A link to report bullying, harassment, or intimidation online is found on each website for Piqua schools. Links to those homepages can be found on Piqua.org. The report can be made anonymously, although Thompson and Lyons encourage those making reports to at least include a phone number so they can follow up with the person making the report to see if the situation has improved after the issue at the school has been addressed.
“When we get those reports, we take them very seriously,” Thompson said.
Once these reports are submitted online, they are sent to the building principal at which the bullying or harassment was reported, as well as to Thompson and Lyons. Thompson explained that they give some time for the principal to address the issue before following up about how the problem is being addressed. These reports also create a paper trail documenting instances of bullying.
As for the negative side of technology, social media can also become a place where kids can be harassed. When that happens, the schools encourage kids to refrain from getting on social media. “We encourage the parents and kids to stay off and deal with the situation,” Lyons said.
Lyons also noted that this can even rise to the level of criminal telecommunications harassment if the online harassment escalates that far.
With the new role of social media in the people’s every day lives, Thompson said that it was important for parents to be aware of how social media works and how online harassment can occur. Earlier this year, PCS was able to partner with the Piqua Christian Life Center, which held a seminar on “Parenting in the Age of Social Media.” The seminar taught parents about various forms of social media and ways they can deal with online harassment.
“It was a great kind of proactive piece,” Thompson said.
It was eye-opener for some parents, as Thompson noted that the parents were able to learn about “some things they just weren’t aware of.”

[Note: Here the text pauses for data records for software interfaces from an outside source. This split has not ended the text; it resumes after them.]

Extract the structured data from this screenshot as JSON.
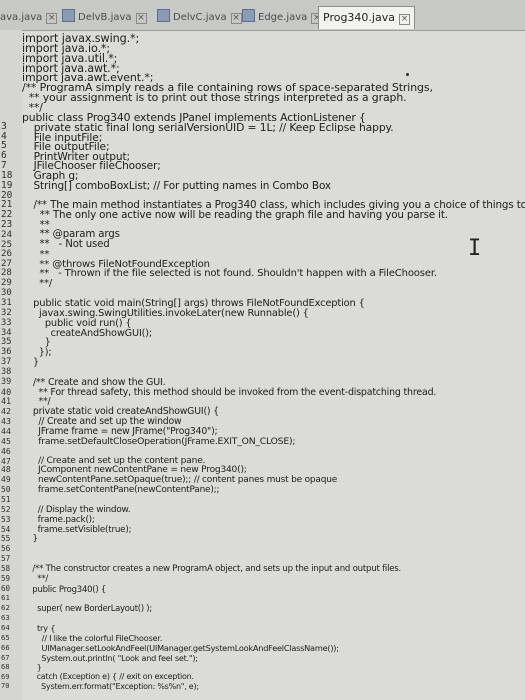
{
  "tabs": [
    {
      "label": "ava.java",
      "active": false
    },
    {
      "label": "DelvB.java",
      "active": false
    },
    {
      "label": "DelvC.java",
      "active": false
    },
    {
      "label": "Edge.java",
      "active": false
    },
    {
      "label": "Prog340.java",
      "active": true
    }
  ],
  "code": [
    {
      "num": "",
      "text": "import javax.swing.*;"
    },
    {
      "num": "",
      "text": "import java.io.*;"
    },
    {
      "num": "",
      "text": "import java.util.*;"
    },
    {
      "num": "",
      "text": "import java.awt.*;"
    },
    {
      "num": "",
      "text": "import java.awt.event.*;"
    },
    {
      "num": "",
      "text": "/** ProgramA simply reads a file containing rows of space-separated Strings,"
    },
    {
      "num": "",
      "text": "  ** your assignment is to print out those strings interpreted as a graph."
    },
    {
      "num": "",
      "text": "  **/"
    },
    {
      "num": "",
      "text": "public class Prog340 extends JPanel implements ActionListener {"
    },
    {
      "num": "3",
      "text": "private static final long serialVersionUID = 1L; // Keep Eclipse happy."
    },
    {
      "num": "4",
      "text": "File inputFile;"
    },
    {
      "num": "5",
      "text": "File outputFile;"
    },
    {
      "num": "6",
      "text": "PrintWriter output;"
    },
    {
      "num": "7",
      "text": "JFileChooser fileChooser;"
    },
    {
      "num": "18",
      "text": "Graph g;"
    },
    {
      "num": "19",
      "text": "String[] comboBoxList; // For putting names in Combo Box"
    },
    {
      "num": "20",
      "text": ""
    },
    {
      "num": "21",
      "text": "/** The main method instantiates a Prog340 class, which includes giving you a choice of things to do."
    },
    {
      "num": "22",
      "text": "  ** The only one active now will be reading the graph file and having you parse it."
    },
    {
      "num": "23",
      "text": "  **"
    },
    {
      "num": "24",
      "text": "  ** @param args"
    },
    {
      "num": "25",
      "text": "  **   - Not used"
    },
    {
      "num": "26",
      "text": "  **"
    },
    {
      "num": "27",
      "text": "  ** @throws FileNotFoundException"
    },
    {
      "num": "28",
      "text": "  **   - Thrown if the file selected is not found. Shouldn't happen with a FileChooser."
    },
    {
      "num": "29",
      "text": "  **/"
    },
    {
      "num": "30",
      "text": ""
    },
    {
      "num": "31",
      "text": "public static void main(String[] args) throws FileNotFoundException {"
    },
    {
      "num": "32",
      "text": "  javax.swing.SwingUtilities.invokeLater(new Runnable() {"
    },
    {
      "num": "33",
      "text": "    public void run() {"
    },
    {
      "num": "34",
      "text": "      createAndShowGUI();"
    },
    {
      "num": "35",
      "text": "    }"
    },
    {
      "num": "36",
      "text": "  });"
    },
    {
      "num": "37",
      "text": "}"
    },
    {
      "num": "38",
      "text": ""
    },
    {
      "num": "39",
      "text": "/** Create and show the GUI."
    },
    {
      "num": "40",
      "text": "  ** For thread safety, this method should be invoked from the event-dispatching thread."
    },
    {
      "num": "41",
      "text": "  **/"
    },
    {
      "num": "42",
      "text": "private static void createAndShowGUI() {"
    },
    {
      "num": "43",
      "text": "  // Create and set up the window"
    },
    {
      "num": "44",
      "text": "  JFrame frame = new JFrame(\"Prog340\");"
    },
    {
      "num": "45",
      "text": "  frame.setDefaultCloseOperation(JFrame.EXIT_ON_CLOSE);"
    },
    {
      "num": "46",
      "text": ""
    },
    {
      "num": "47",
      "text": "  // Create and set up the content pane."
    },
    {
      "num": "48",
      "text": "  JComponent newContentPane = new Prog340();"
    },
    {
      "num": "49",
      "text": "  newContentPane.setOpaque(true);; // content panes must be opaque"
    },
    {
      "num": "50",
      "text": "  frame.setContentPane(newContentPane);;"
    },
    {
      "num": "51",
      "text": ""
    },
    {
      "num": "52",
      "text": "  // Display the window."
    },
    {
      "num": "53",
      "text": "  frame.pack();"
    },
    {
      "num": "54",
      "text": "  frame.setVisible(true);"
    },
    {
      "num": "55",
      "text": "}"
    },
    {
      "num": "56",
      "text": ""
    },
    {
      "num": "57",
      "text": ""
    },
    {
      "num": "58",
      "text": "/** The constructor creates a new ProgramA object, and sets up the input and output files."
    },
    {
      "num": "59",
      "text": "  **/"
    },
    {
      "num": "60",
      "text": "public Prog340() {"
    },
    {
      "num": "61",
      "text": ""
    },
    {
      "num": "62",
      "text": "  super( new BorderLayout() );"
    },
    {
      "num": "63",
      "text": ""
    },
    {
      "num": "64",
      "text": "  try {"
    },
    {
      "num": "65",
      "text": "    // I like the colorful FileChooser."
    },
    {
      "num": "66",
      "text": "    UIManager.setLookAndFeel(UIManager.getSystemLookAndFeelClassName());"
    },
    {
      "num": "67",
      "text": "    System.out.println( \"Look and feel set.\");"
    },
    {
      "num": "68",
      "text": "  }"
    },
    {
      "num": "69",
      "text": "  catch (Exception e) { // exit on exception."
    },
    {
      "num": "70",
      "text": "    System.err.format(\"Exception: %s%n\", e);"
    }
  ]
}
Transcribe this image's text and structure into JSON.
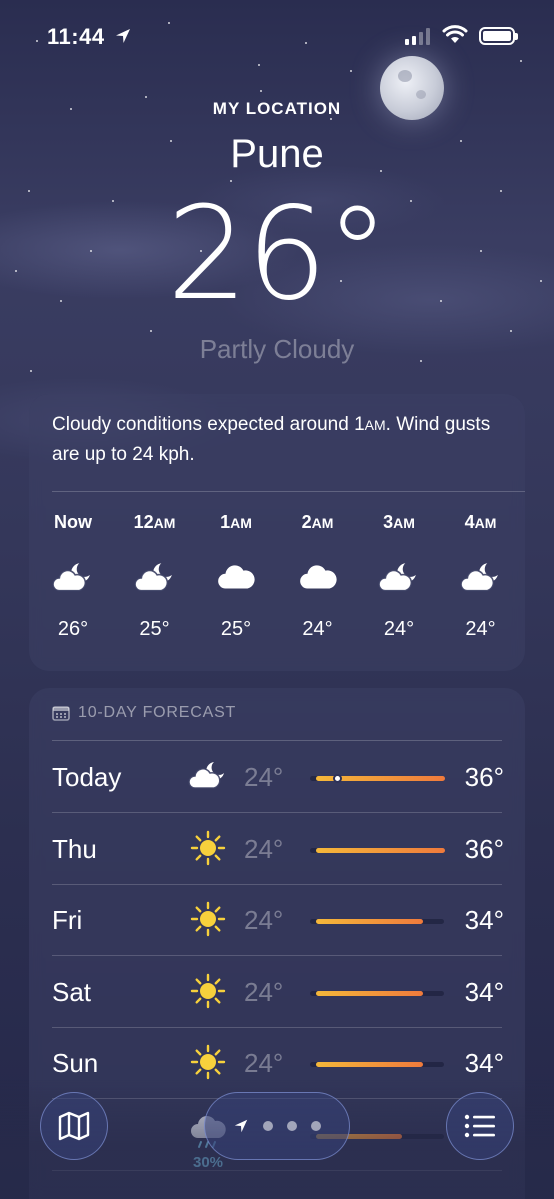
{
  "status_bar": {
    "time": "11:44",
    "location_icon": "location-arrow-icon",
    "signal_icon": "cellular-signal-icon",
    "wifi_icon": "wifi-icon",
    "battery_icon": "battery-icon"
  },
  "header": {
    "location_label": "MY LOCATION",
    "city": "Pune",
    "temperature": "26°",
    "condition": "Partly Cloudy"
  },
  "hourly": {
    "summary_part1": "Cloudy conditions expected around 1",
    "summary_am": "AM",
    "summary_part2": ". Wind gusts are up to 24 kph.",
    "hours": [
      {
        "label": "Now",
        "suffix": "",
        "icon": "partly-cloudy-night-icon",
        "temp": "26°"
      },
      {
        "label": "12",
        "suffix": "AM",
        "icon": "partly-cloudy-night-icon",
        "temp": "25°"
      },
      {
        "label": "1",
        "suffix": "AM",
        "icon": "cloud-icon",
        "temp": "25°"
      },
      {
        "label": "2",
        "suffix": "AM",
        "icon": "cloud-icon",
        "temp": "24°"
      },
      {
        "label": "3",
        "suffix": "AM",
        "icon": "partly-cloudy-night-icon",
        "temp": "24°"
      },
      {
        "label": "4",
        "suffix": "AM",
        "icon": "partly-cloudy-night-icon",
        "temp": "24°"
      }
    ]
  },
  "forecast": {
    "title": "10-DAY FORECAST",
    "calendar_icon": "calendar-icon",
    "range_min": 24,
    "range_max": 36,
    "current_temp": 26,
    "days": [
      {
        "day": "Today",
        "icon": "partly-cloudy-night-icon",
        "low": "24°",
        "high": "36°",
        "low_val": 24,
        "high_val": 36
      },
      {
        "day": "Thu",
        "icon": "sun-icon",
        "low": "24°",
        "high": "36°",
        "low_val": 24,
        "high_val": 36
      },
      {
        "day": "Fri",
        "icon": "sun-icon",
        "low": "24°",
        "high": "34°",
        "low_val": 24,
        "high_val": 34
      },
      {
        "day": "Sat",
        "icon": "sun-icon",
        "low": "24°",
        "high": "34°",
        "low_val": 24,
        "high_val": 34
      },
      {
        "day": "Sun",
        "icon": "sun-icon",
        "low": "24°",
        "high": "34°",
        "low_val": 24,
        "high_val": 34
      },
      {
        "day": "",
        "icon": "rain-cloud-icon",
        "rain": "30%",
        "low": "",
        "high": "",
        "low_val": 24,
        "high_val": 32
      }
    ]
  },
  "toolbar": {
    "map_icon": "map-icon",
    "list_icon": "list-icon",
    "pager_location_icon": "location-arrow-icon",
    "page_count": 3
  },
  "colors": {
    "bar_start": "#f5b83a",
    "bar_end": "#ef7a3c",
    "rain": "#7fd0f5"
  }
}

For extreme cases of bullying in Piqua schools, they also have a crisis response team made up of Thompson and Lyons along with representatives from other organizations in the community, including the Piqua Police Department, the Piqua Fire Department, guidance counselors, a Samaritan Behavioral Health therapist, and members of the juvenile court division.
“Obviously, if we have a situation that is violent, we’re going to get the police involved,” Lyons said. “If we have a situation where it might appear like it’s violent or if it’s a threat of violence, then we’re going to bring that team together and really evaluate what the impact’s going to be on the school itself and then the district … How much of an impact is it going to have on our kids? Is there a safety issue?”

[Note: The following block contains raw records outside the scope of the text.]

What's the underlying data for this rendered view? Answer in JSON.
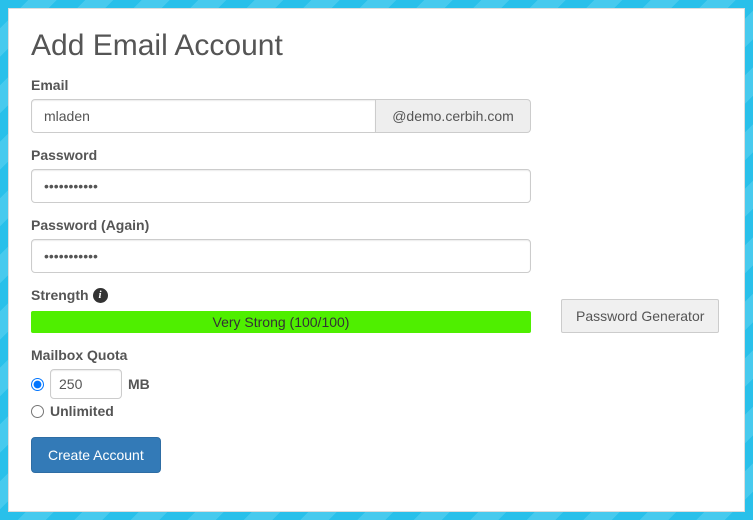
{
  "title": "Add Email Account",
  "email": {
    "label": "Email",
    "value": "mladen",
    "domain": "@demo.cerbih.com"
  },
  "password": {
    "label": "Password",
    "value": "•••••••••••"
  },
  "password_again": {
    "label": "Password (Again)",
    "value": "•••••••••••"
  },
  "strength": {
    "label": "Strength",
    "text": "Very Strong (100/100)"
  },
  "password_generator_label": "Password Generator",
  "quota": {
    "label": "Mailbox Quota",
    "value": "250",
    "unit": "MB",
    "unlimited_label": "Unlimited",
    "selected": "custom"
  },
  "submit_label": "Create Account"
}
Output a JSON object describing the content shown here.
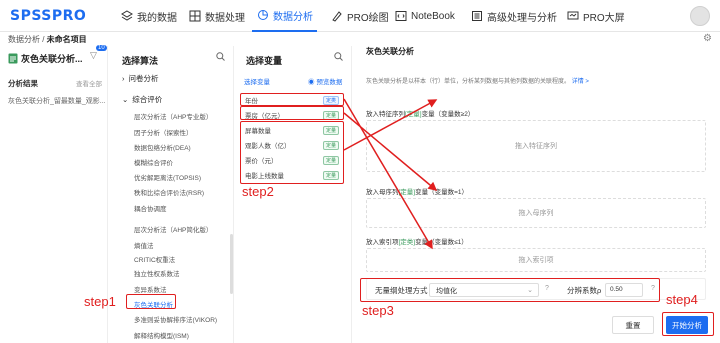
{
  "logo": "SPSSPRO",
  "nav": [
    {
      "label": "我的数据",
      "icon": "layers-icon"
    },
    {
      "label": "数据处理",
      "icon": "grid-icon"
    },
    {
      "label": "数据分析",
      "icon": "pie-chart-icon"
    },
    {
      "label": "PRO绘图",
      "icon": "brush-icon"
    },
    {
      "label": "NoteBook",
      "icon": "code-icon"
    },
    {
      "label": "高级处理与分析",
      "icon": "stack-icon"
    },
    {
      "label": "PRO大屏",
      "icon": "monitor-icon"
    }
  ],
  "breadcrumb": {
    "root": "数据分析",
    "sep": " / ",
    "current": "未命名项目"
  },
  "left": {
    "title": "灰色关联分析...",
    "filter_badge": "10",
    "results_label": "分析结果",
    "see_all": "查看全部",
    "result_item": "灰色关联分析_留最数量_观影..."
  },
  "algorithms": {
    "title": "选择算法",
    "groups": [
      {
        "label": "问卷分析"
      },
      {
        "label": "综合评价"
      }
    ],
    "items": [
      "层次分析法（AHP专业版）",
      "因子分析（探索性）",
      "数据包络分析(DEA)",
      "模糊综合评价",
      "优劣解距离法(TOPSIS)",
      "秩和比综合评价法(RSR)",
      "耦合协调度",
      "层次分析法（AHP简化版）",
      "熵值法",
      "CRITIC权重法",
      "独立性权系数法",
      "变异系数法",
      "灰色关联分析",
      "多准则妥协解排序法(VIKOR)",
      "解释结构模型(ISM)"
    ]
  },
  "variables": {
    "title": "选择变量",
    "tab": "选择变量",
    "preview": "预览数据",
    "items": [
      {
        "name": "年份",
        "tag": "定类"
      },
      {
        "name": "票房（亿元）",
        "tag": "定量"
      },
      {
        "name": "屏幕数量",
        "tag": "定量"
      },
      {
        "name": "观影人数（亿）",
        "tag": "定量"
      },
      {
        "name": "票价（元）",
        "tag": "定量"
      },
      {
        "name": "电影上线数量",
        "tag": "定量"
      }
    ]
  },
  "right": {
    "title": "灰色关联分析",
    "desc": "灰色关联分析是以样本（行）单位，分析某列数据与其他列数据的关联程度。",
    "detail": "详情 >",
    "s1": {
      "pre": "放入特征序列",
      "tag": "[定量]",
      "post": "变量（变量数≥2）",
      "placeholder": "拖入特征序列"
    },
    "s2": {
      "pre": "放入母序列",
      "tag": "[定量]",
      "post": "变量（变量数=1）",
      "placeholder": "拖入母序列"
    },
    "s3": {
      "pre": "放入索引项",
      "tag": "[定类]",
      "post": "变量（变量数≤1）",
      "placeholder": "拖入索引项"
    },
    "cfg_label": "无量纲处理方式",
    "cfg_value": "均值化",
    "rho_label": "分辨系数ρ",
    "rho_value": "0.50",
    "reset": "重置",
    "run": "开始分析"
  },
  "annotations": {
    "step1": "step1",
    "step2": "step2",
    "step3": "step3",
    "step4": "step4"
  },
  "colors": {
    "accent": "#1d6df0",
    "annotation": "#e01f1f",
    "tag_green": "#3a9a5c"
  }
}
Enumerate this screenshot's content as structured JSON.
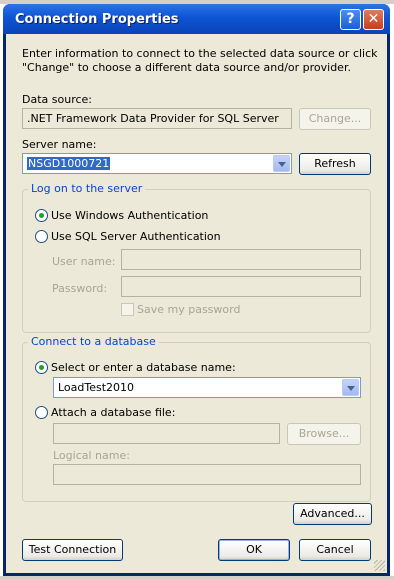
{
  "window": {
    "title": "Connection Properties"
  },
  "intro_text_line1": "Enter information to connect to the selected data source or click",
  "intro_text_line2": "\"Change\" to choose a different data source and/or provider.",
  "data_source": {
    "label": "Data source:",
    "value": ".NET Framework Data Provider for SQL Server",
    "change_label": "Change..."
  },
  "server": {
    "label": "Server name:",
    "value": "NSGD1000721",
    "refresh_label": "Refresh"
  },
  "logon": {
    "title": "Log on to the server",
    "windows_auth": "Use Windows Authentication",
    "sql_auth": "Use SQL Server Authentication",
    "user_name_label": "User name:",
    "password_label": "Password:",
    "save_password_label": "Save my password",
    "selected": "windows"
  },
  "database": {
    "title": "Connect to a database",
    "select_label": "Select or enter a database name:",
    "selected_db": "LoadTest2010",
    "attach_label": "Attach a database file:",
    "browse_label": "Browse...",
    "logical_name_label": "Logical name:",
    "selected": "select"
  },
  "buttons": {
    "advanced": "Advanced...",
    "test": "Test Connection",
    "ok": "OK",
    "cancel": "Cancel"
  }
}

Thompson added that the team will also evaluate if the situation poses a high or low risk to students and the school, which can even result in the police conducting their own investigation.
“If it were then to come to like an expulsion hearing, that’s very valuable information for me to have,” Thompson said. “I have the severity of it. I know the extent to which I need to go, and then sometimes we will put measures in place if a student is suspended or expelled. There has to be a transition plan back into the school.”
Thompson said that could involve the student receiving counseling or seeing a medical professional before being readmitted into the schools.
They also explained that it is a process to figure out the best way to deal with the situation, whether they use only discipline or a combination of responses that could also involve counseling. The school administration is not always able to divulge their response to a bullying situation, even to the victim or parent of the victim, if confidentiality issues are in play. PCS reports on the number of bullying reports that are filed with the schools, though, twice a year — once at the December board of education meeting, then again at the June board meeting after the school year is over.
Overall, Thompson said bullying is a discussion that all schools are having. While not every school may have the perfect, most effective response to bullying, Thompson said Piqua schools are committed to taking a proactive approach to bullying.
Reach Sam Wildow at firstname.lastname@example.org or (937) 451-3336